======== Provided entries ========

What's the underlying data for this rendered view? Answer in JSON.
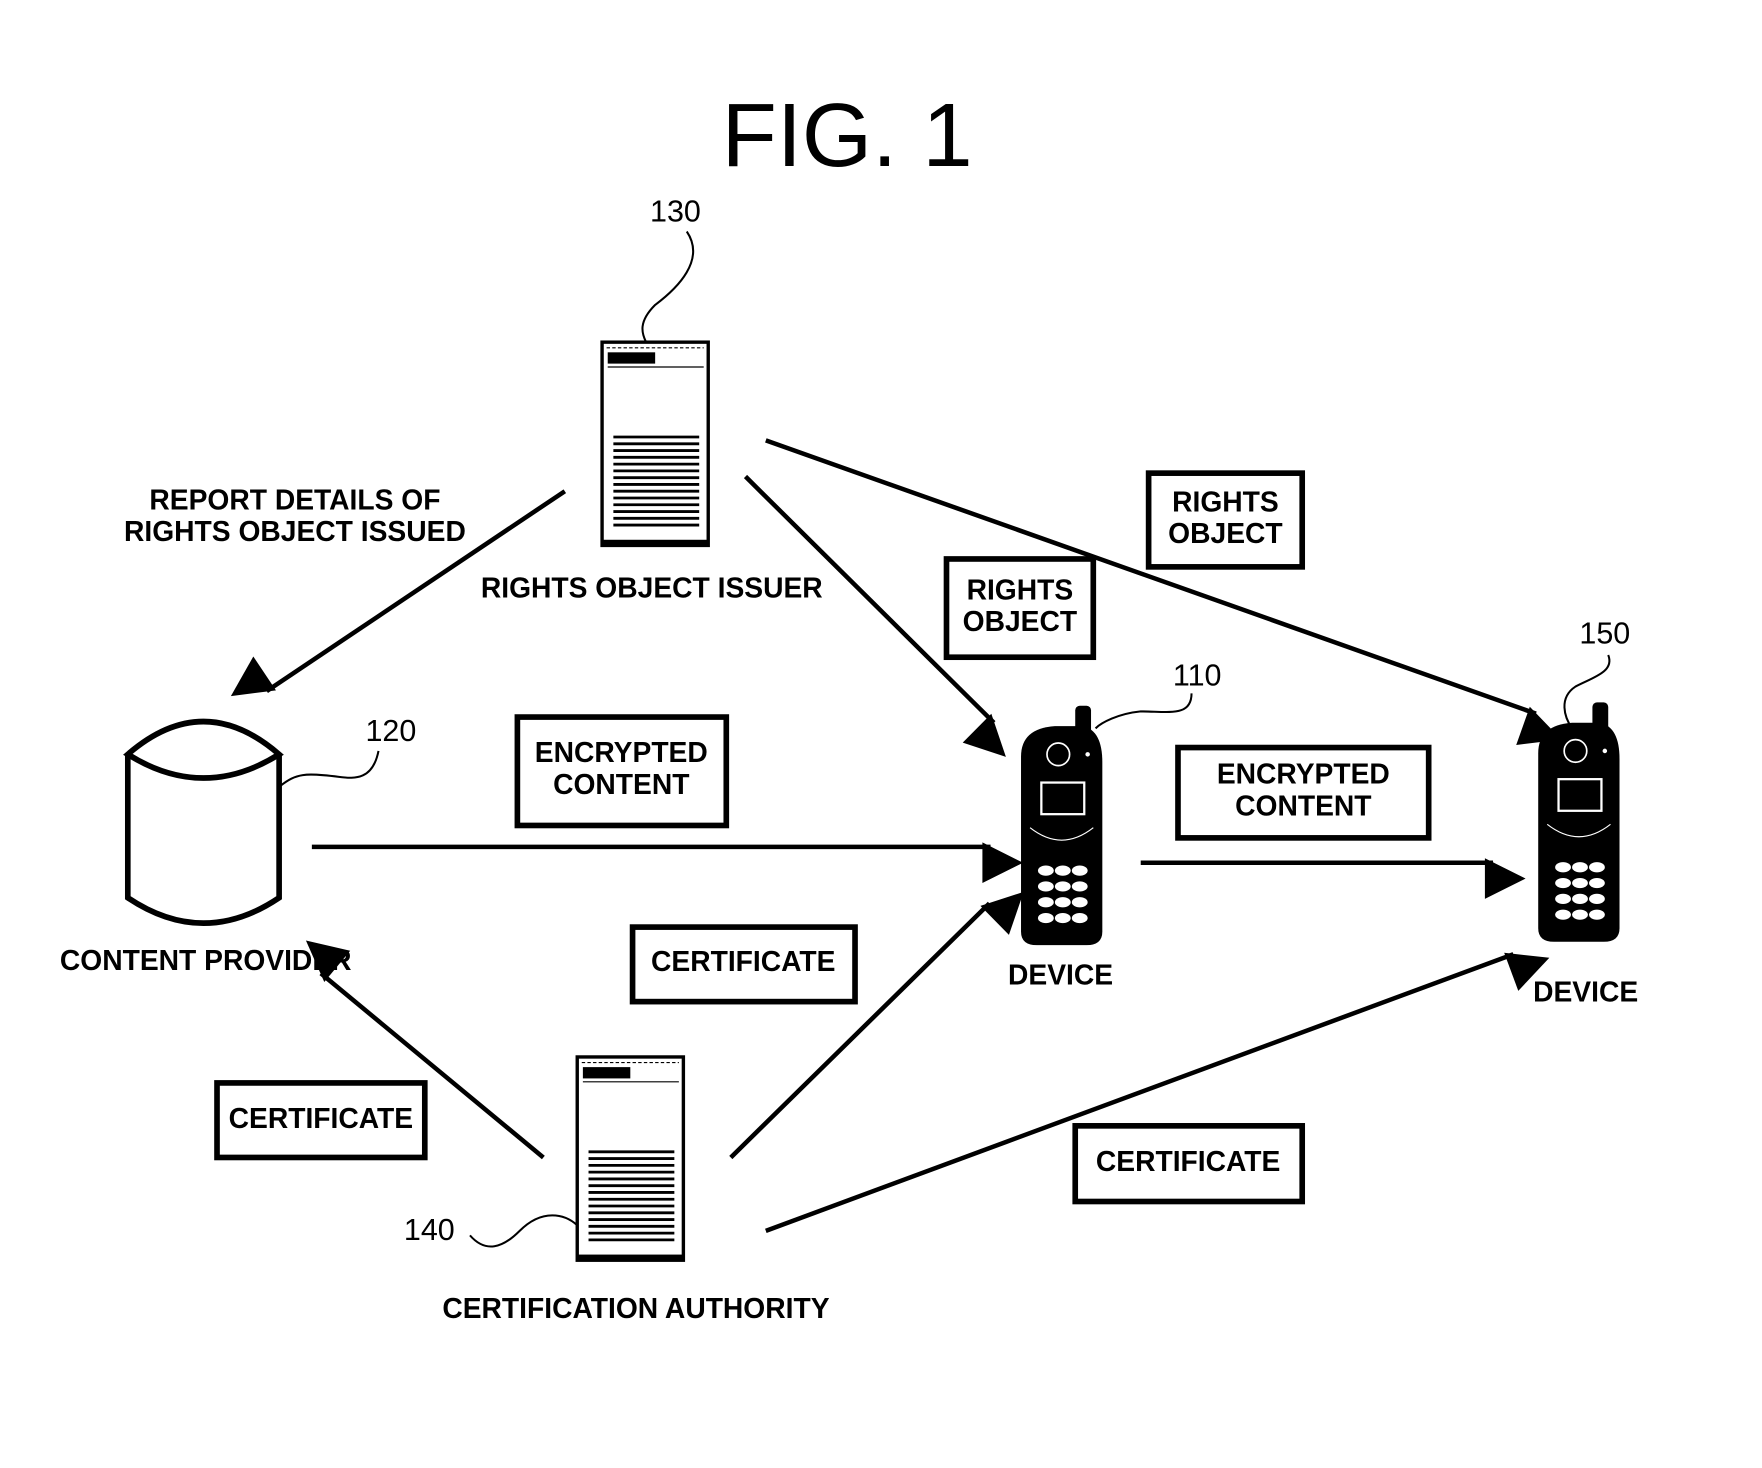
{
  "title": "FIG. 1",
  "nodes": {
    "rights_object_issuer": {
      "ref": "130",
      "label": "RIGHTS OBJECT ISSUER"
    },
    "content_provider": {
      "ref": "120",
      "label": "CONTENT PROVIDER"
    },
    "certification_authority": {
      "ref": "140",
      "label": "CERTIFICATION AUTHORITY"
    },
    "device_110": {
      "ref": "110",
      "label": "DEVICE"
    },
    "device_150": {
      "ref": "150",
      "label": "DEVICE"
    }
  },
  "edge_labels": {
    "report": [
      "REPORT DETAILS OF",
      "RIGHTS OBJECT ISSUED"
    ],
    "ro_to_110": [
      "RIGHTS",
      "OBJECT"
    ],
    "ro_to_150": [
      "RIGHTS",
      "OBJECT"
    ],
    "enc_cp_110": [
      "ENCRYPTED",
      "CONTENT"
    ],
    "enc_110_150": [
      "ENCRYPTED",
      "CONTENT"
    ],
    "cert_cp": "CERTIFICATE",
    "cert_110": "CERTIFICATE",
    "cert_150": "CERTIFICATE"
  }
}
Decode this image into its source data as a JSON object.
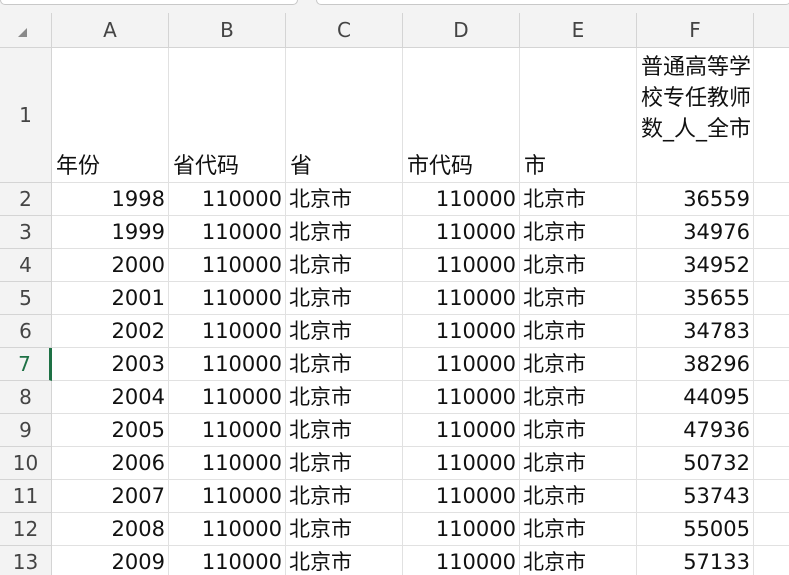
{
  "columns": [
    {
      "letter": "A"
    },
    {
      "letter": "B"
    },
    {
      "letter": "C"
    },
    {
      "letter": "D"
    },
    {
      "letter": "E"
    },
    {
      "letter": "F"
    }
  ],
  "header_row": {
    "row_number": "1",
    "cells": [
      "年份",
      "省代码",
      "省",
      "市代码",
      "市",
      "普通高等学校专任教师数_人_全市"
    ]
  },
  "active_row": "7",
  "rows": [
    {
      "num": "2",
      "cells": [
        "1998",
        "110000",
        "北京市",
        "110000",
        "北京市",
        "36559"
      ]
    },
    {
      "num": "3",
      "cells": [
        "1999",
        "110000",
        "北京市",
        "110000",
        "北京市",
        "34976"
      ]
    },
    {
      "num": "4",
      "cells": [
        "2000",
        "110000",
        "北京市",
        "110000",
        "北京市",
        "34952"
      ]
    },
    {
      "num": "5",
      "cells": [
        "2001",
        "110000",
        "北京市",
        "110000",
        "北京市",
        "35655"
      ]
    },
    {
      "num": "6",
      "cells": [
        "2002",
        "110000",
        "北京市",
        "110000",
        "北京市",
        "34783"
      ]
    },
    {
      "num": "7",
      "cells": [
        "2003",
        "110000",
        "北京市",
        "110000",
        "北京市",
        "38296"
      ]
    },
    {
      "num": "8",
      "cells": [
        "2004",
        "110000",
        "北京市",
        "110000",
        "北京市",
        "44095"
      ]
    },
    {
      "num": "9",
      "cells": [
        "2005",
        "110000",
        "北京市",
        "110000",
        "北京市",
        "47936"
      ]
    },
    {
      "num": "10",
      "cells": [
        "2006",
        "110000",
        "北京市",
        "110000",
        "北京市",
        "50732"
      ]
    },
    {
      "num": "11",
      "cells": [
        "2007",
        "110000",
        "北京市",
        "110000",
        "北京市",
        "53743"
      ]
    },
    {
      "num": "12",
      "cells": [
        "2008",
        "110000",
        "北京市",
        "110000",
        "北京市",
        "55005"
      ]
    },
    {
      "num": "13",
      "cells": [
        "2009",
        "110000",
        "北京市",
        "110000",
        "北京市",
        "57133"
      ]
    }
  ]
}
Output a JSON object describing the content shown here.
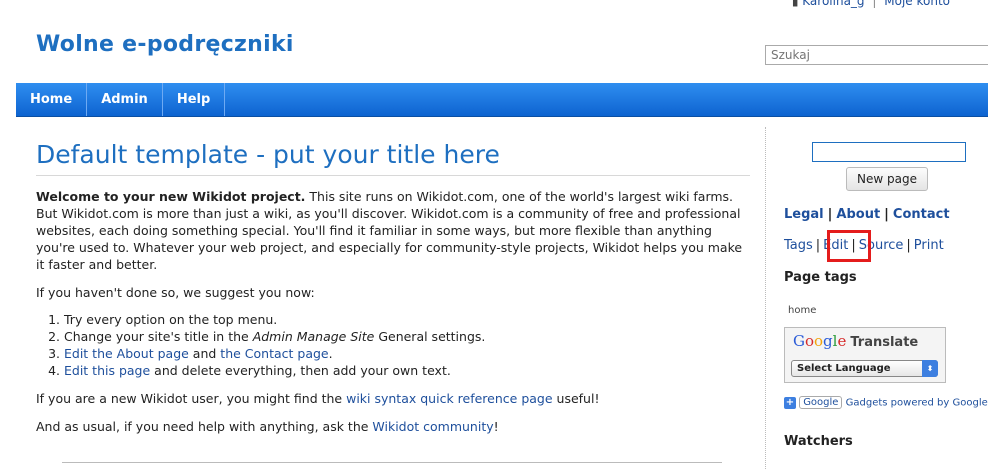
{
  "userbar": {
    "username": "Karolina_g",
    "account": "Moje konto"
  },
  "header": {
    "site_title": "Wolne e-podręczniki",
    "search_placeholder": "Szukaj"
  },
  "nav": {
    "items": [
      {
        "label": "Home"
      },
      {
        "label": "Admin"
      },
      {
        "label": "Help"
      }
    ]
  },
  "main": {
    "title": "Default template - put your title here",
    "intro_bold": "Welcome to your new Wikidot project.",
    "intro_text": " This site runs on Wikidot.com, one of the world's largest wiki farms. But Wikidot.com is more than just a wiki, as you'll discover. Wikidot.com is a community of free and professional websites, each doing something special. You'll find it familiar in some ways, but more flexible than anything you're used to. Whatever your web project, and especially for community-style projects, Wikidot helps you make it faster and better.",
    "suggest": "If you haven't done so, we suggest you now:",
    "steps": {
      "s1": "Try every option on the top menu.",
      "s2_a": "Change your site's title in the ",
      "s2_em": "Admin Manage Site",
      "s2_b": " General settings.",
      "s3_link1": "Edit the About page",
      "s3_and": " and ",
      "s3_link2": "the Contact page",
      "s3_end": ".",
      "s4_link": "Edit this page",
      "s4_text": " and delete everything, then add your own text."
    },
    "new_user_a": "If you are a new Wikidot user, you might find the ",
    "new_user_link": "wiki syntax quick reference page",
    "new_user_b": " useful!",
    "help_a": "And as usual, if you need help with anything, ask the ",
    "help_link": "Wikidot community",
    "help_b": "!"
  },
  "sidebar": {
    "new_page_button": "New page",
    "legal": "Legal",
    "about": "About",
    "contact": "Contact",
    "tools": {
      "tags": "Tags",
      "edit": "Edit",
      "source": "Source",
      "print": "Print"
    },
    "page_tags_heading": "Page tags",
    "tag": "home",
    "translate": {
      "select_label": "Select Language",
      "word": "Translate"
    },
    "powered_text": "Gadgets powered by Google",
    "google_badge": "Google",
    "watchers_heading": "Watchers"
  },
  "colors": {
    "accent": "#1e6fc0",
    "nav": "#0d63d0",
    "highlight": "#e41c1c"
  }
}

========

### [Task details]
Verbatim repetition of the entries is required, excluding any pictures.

### [Exercise result]
What's the underlying data for this rendered view? Answer in JSON.
{
  "title": "FIG. 1",
  "nodes": {
    "rights_object_issuer": {
      "ref": "130",
      "label": "RIGHTS OBJECT ISSUER"
    },
    "content_provider": {
      "ref": "120",
      "label": "CONTENT PROVIDER"
    },
    "certification_authority": {
      "ref": "140",
      "label": "CERTIFICATION AUTHORITY"
    },
    "device_110": {
      "ref": "110",
      "label": "DEVICE"
    },
    "device_150": {
      "ref": "150",
      "label": "DEVICE"
    }
  },
  "edge_labels": {
    "report": [
      "REPORT DETAILS OF",
      "RIGHTS OBJECT ISSUED"
    ],
    "ro_to_110": [
      "RIGHTS",
      "OBJECT"
    ],
    "ro_to_150": [
      "RIGHTS",
      "OBJECT"
    ],
    "enc_cp_110": [
      "ENCRYPTED",
      "CONTENT"
    ],
    "enc_110_150": [
      "ENCRYPTED",
      "CONTENT"
    ],
    "cert_cp": "CERTIFICATE",
    "cert_110": "CERTIFICATE",
    "cert_150": "CERTIFICATE"
  }
}
Decode this image into its source data as a JSON object.
{
  "columns": [
    {
      "letter": "A"
    },
    {
      "letter": "B"
    },
    {
      "letter": "C"
    },
    {
      "letter": "D"
    },
    {
      "letter": "E"
    },
    {
      "letter": "F"
    }
  ],
  "header_row": {
    "row_number": "1",
    "cells": [
      "年份",
      "省代码",
      "省",
      "市代码",
      "市",
      "普通高等学校专任教师数_人_全市"
    ]
  },
  "active_row": "7",
  "rows": [
    {
      "num": "2",
      "cells": [
        "1998",
        "110000",
        "北京市",
        "110000",
        "北京市",
        "36559"
      ]
    },
    {
      "num": "3",
      "cells": [
        "1999",
        "110000",
        "北京市",
        "110000",
        "北京市",
        "34976"
      ]
    },
    {
      "num": "4",
      "cells": [
        "2000",
        "110000",
        "北京市",
        "110000",
        "北京市",
        "34952"
      ]
    },
    {
      "num": "5",
      "cells": [
        "2001",
        "110000",
        "北京市",
        "110000",
        "北京市",
        "35655"
      ]
    },
    {
      "num": "6",
      "cells": [
        "2002",
        "110000",
        "北京市",
        "110000",
        "北京市",
        "34783"
      ]
    },
    {
      "num": "7",
      "cells": [
        "2003",
        "110000",
        "北京市",
        "110000",
        "北京市",
        "38296"
      ]
    },
    {
      "num": "8",
      "cells": [
        "2004",
        "110000",
        "北京市",
        "110000",
        "北京市",
        "44095"
      ]
    },
    {
      "num": "9",
      "cells": [
        "2005",
        "110000",
        "北京市",
        "110000",
        "北京市",
        "47936"
      ]
    },
    {
      "num": "10",
      "cells": [
        "2006",
        "110000",
        "北京市",
        "110000",
        "北京市",
        "50732"
      ]
    },
    {
      "num": "11",
      "cells": [
        "2007",
        "110000",
        "北京市",
        "110000",
        "北京市",
        "53743"
      ]
    },
    {
      "num": "12",
      "cells": [
        "2008",
        "110000",
        "北京市",
        "110000",
        "北京市",
        "55005"
      ]
    },
    {
      "num": "13",
      "cells": [
        "2009",
        "110000",
        "北京市",
        "110000",
        "北京市",
        "57133"
      ]
    }
  ]
}
Output a JSON object describing the content shown here.
{
  "userbar": {
    "username": "Karolina_g",
    "account": "Moje konto"
  },
  "header": {
    "site_title": "Wolne e-podręczniki",
    "search_placeholder": "Szukaj"
  },
  "nav": {
    "items": [
      {
        "label": "Home"
      },
      {
        "label": "Admin"
      },
      {
        "label": "Help"
      }
    ]
  },
  "main": {
    "title": "Default template - put your title here",
    "intro_bold": "Welcome to your new Wikidot project.",
    "intro_text": " This site runs on Wikidot.com, one of the world's largest wiki farms. But Wikidot.com is more than just a wiki, as you'll discover. Wikidot.com is a community of free and professional websites, each doing something special. You'll find it familiar in some ways, but more flexible than anything you're used to. Whatever your web project, and especially for community-style projects, Wikidot helps you make it faster and better.",
    "suggest": "If you haven't done so, we suggest you now:",
    "steps": {
      "s1": "Try every option on the top menu.",
      "s2_a": "Change your site's title in the ",
      "s2_em": "Admin Manage Site",
      "s2_b": " General settings.",
      "s3_link1": "Edit the About page",
      "s3_and": " and ",
      "s3_link2": "the Contact page",
      "s3_end": ".",
      "s4_link": "Edit this page",
      "s4_text": " and delete everything, then add your own text."
    },
    "new_user_a": "If you are a new Wikidot user, you might find the ",
    "new_user_link": "wiki syntax quick reference page",
    "new_user_b": " useful!",
    "help_a": "And as usual, if you need help with anything, ask the ",
    "help_link": "Wikidot community",
    "help_b": "!"
  },
  "sidebar": {
    "new_page_button": "New page",
    "legal": "Legal",
    "about": "About",
    "contact": "Contact",
    "tools": {
      "tags": "Tags",
      "edit": "Edit",
      "source": "Source",
      "print": "Print"
    },
    "page_tags_heading": "Page tags",
    "tag": "home",
    "translate": {
      "select_label": "Select Language",
      "word": "Translate"
    },
    "powered_text": "Gadgets powered by Google",
    "google_badge": "Google",
    "watchers_heading": "Watchers"
  },
  "colors": {
    "accent": "#1e6fc0",
    "nav": "#0d63d0",
    "highlight": "#e41c1c"
  }
}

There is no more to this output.